A shipwreck discovered in the Baltic Sea is believed to be a legendary 17th century Swedish warship Svärdet. Deep Sea Productions, the Swedish underwater research team, said Wednesday it believes the 25-meter (82-feet) wooden wreck it found off the island of Oland this summer is the ship Svärdet.
The 94-gun Svärdet was the Swedish admiral Claes Ugglas flagship. The ship was shot to pieces and set on fire by a Danish / Dutch fleet at the Battle of Öland's southern point. 600 seamen perished, including the admiral.
Marine archaelogist Lars Einarsson explained to Swedish media that substantial parts of the hull remains and that vessel can be visualised. Cannon has been observed. Marine Archaeology Professor Johan Ronnby said he is convinced the newly discovered wreck is that of Svärdet, making it one of four giant warships from the 16th and 17th centuries that have been recovered in the Baltic Sea.
Battle of Öland
The battle of Öland was a naval battle between an allied Dano-Norwegian-Dutch fleet and the Swedish navy in the Baltic Sea off the east coast of the island of Öland on 1 June 1676. The battle was a part of the Scanian War (1675–79) that was fought for supremacy over the southern Baltic. Sweden was in an urgent need of transferring reinforcements to its north German possessions while Denmark sought to ferry an army to Scania in southern Sweden to open up a front on Swedish soil.

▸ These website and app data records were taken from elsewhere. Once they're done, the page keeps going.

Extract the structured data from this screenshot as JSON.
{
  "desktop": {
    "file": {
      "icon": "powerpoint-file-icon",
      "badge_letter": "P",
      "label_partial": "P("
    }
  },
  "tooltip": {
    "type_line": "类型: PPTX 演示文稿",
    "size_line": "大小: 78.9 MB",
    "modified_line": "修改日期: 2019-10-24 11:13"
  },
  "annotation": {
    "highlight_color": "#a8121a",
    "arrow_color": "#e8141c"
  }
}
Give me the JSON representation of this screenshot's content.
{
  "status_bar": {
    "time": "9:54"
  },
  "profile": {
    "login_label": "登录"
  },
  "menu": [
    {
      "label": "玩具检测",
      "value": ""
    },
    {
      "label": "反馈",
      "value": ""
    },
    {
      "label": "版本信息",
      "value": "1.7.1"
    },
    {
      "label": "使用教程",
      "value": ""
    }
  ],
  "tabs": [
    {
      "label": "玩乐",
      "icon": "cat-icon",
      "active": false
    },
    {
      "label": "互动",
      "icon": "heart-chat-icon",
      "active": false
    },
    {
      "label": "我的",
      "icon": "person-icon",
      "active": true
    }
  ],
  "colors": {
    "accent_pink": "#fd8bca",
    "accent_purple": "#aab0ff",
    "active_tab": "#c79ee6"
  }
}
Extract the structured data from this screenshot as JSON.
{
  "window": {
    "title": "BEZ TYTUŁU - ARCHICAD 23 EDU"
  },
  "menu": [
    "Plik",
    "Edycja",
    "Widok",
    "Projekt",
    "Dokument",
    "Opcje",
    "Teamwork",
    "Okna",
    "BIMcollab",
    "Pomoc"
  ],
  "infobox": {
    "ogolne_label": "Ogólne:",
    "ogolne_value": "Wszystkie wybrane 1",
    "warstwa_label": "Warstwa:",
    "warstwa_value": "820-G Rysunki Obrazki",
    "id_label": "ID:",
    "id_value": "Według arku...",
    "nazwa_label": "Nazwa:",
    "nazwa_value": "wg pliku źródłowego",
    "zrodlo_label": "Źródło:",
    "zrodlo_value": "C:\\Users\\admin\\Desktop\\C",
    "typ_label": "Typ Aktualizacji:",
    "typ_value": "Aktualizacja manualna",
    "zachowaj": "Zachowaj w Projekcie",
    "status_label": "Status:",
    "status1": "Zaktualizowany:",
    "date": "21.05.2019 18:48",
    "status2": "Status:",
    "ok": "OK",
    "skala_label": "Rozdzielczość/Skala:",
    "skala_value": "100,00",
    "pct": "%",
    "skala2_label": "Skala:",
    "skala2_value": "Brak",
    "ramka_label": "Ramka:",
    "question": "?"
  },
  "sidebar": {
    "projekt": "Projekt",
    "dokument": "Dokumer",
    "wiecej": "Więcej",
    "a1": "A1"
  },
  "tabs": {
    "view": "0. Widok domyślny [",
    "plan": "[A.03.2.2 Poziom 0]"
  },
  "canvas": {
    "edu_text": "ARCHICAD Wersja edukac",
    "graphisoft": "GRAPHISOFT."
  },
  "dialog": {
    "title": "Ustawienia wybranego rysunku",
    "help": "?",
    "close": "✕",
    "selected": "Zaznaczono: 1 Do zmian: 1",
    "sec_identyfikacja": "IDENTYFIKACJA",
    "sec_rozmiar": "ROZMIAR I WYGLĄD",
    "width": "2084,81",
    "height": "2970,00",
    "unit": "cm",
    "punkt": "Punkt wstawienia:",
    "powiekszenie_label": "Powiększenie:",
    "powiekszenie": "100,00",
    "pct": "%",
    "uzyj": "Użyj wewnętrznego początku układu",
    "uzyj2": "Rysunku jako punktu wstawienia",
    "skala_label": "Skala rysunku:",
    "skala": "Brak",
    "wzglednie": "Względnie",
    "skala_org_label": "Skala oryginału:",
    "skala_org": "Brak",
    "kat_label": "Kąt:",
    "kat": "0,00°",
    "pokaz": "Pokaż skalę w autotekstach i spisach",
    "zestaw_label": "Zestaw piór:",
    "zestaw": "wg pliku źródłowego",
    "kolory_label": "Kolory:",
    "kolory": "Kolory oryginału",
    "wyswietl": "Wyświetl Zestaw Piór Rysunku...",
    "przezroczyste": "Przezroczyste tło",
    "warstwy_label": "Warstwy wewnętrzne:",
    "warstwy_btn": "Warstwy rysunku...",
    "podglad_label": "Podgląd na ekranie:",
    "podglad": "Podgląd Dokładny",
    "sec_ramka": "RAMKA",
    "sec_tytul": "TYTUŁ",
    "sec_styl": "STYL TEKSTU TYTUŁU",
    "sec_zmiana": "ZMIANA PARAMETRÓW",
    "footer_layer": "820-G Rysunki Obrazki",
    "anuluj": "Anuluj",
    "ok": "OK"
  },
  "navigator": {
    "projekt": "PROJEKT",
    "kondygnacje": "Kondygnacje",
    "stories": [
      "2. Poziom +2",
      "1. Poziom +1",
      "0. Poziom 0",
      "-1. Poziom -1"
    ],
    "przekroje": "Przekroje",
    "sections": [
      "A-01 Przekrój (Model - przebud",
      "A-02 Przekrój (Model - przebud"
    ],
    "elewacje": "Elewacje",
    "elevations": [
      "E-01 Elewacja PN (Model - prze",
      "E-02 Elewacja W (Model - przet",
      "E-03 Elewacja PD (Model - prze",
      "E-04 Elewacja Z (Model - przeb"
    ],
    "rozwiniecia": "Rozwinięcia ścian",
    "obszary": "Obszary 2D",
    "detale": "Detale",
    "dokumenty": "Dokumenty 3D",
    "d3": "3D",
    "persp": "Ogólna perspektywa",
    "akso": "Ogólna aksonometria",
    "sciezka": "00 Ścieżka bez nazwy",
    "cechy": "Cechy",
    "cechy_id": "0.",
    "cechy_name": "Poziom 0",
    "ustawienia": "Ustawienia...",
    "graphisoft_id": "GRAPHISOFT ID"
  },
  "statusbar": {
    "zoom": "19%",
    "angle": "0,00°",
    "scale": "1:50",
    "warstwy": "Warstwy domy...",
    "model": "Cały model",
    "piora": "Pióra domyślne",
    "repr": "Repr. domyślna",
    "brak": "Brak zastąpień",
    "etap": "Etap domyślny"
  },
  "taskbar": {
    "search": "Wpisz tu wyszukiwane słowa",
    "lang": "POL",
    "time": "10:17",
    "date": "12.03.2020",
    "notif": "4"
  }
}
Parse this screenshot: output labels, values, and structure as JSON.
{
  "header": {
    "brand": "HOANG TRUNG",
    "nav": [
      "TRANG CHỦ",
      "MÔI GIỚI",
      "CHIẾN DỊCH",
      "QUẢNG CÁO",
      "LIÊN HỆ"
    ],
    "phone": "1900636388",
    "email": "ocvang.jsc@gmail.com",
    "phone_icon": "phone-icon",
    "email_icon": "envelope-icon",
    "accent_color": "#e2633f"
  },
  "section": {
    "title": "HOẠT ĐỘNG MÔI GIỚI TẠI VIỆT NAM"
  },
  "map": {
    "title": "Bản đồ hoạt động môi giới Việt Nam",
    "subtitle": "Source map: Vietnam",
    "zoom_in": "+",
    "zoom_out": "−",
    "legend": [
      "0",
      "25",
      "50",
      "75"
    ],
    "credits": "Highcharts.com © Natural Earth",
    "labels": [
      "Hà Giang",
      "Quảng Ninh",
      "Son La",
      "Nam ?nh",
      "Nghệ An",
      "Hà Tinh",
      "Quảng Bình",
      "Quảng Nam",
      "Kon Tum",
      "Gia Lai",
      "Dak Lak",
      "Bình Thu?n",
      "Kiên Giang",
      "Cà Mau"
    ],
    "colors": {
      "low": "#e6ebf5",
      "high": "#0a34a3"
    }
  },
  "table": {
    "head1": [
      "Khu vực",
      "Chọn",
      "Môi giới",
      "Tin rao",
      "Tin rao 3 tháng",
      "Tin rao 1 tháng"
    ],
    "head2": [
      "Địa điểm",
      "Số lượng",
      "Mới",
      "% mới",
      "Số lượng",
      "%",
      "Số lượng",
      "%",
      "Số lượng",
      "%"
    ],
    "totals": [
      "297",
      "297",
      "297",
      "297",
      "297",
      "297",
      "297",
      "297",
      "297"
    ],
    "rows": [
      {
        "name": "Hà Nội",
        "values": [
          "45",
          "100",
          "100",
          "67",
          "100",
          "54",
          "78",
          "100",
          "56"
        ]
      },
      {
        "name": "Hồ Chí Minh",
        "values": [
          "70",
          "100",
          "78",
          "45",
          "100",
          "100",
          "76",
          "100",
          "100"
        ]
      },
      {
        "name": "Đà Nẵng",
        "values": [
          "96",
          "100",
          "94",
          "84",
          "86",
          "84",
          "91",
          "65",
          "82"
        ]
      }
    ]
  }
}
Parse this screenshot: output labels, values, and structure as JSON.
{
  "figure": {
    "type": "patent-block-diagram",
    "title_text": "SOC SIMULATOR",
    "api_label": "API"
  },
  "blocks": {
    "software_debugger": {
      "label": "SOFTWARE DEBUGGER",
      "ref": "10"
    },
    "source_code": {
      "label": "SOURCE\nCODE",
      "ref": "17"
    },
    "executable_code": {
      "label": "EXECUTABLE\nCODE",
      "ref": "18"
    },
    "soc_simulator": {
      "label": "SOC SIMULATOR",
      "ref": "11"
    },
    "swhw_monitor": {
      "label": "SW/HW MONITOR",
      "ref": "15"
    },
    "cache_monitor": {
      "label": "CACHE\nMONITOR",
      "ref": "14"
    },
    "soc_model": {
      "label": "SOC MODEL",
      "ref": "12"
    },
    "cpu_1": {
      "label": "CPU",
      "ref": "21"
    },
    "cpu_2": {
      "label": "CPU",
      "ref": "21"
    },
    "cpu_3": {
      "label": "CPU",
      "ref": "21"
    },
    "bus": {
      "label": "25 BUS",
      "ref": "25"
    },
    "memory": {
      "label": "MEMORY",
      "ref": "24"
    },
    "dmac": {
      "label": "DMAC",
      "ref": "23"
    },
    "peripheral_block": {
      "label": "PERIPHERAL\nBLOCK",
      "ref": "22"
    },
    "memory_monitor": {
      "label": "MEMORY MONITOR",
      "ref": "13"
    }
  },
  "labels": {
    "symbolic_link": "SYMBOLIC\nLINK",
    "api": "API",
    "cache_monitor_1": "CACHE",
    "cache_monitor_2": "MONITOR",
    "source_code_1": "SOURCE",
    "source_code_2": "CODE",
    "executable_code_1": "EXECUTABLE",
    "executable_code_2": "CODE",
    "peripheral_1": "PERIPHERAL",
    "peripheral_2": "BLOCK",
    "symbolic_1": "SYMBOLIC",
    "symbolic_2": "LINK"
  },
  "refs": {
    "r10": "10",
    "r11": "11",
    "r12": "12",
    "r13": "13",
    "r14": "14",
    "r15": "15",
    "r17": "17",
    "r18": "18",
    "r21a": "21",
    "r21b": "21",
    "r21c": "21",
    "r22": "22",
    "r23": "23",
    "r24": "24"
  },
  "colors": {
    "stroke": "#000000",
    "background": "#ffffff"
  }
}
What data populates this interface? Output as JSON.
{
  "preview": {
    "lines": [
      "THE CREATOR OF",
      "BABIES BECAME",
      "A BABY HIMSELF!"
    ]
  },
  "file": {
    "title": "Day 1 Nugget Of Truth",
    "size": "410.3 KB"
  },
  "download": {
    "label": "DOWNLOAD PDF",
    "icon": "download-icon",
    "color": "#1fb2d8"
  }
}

Just as the battle begun the Swedish flagship Kronan foundered and sank with a loss of almost the entire crew, including the Admiral of the Realm and commander of the Swedish Navy, Lorentz Creutz. The allied force under the leadership of the Dutch admiral Cornelis Tromp took full advantage of the ensuing disorder on the Swedish side. The acting Swedish second-in-command after Creutz' sudden demise, admiral Claes Uggla, was surrounded and his flagship Svärdet battered in a drawn-out artillery duel and eventually set on fire by a fireship.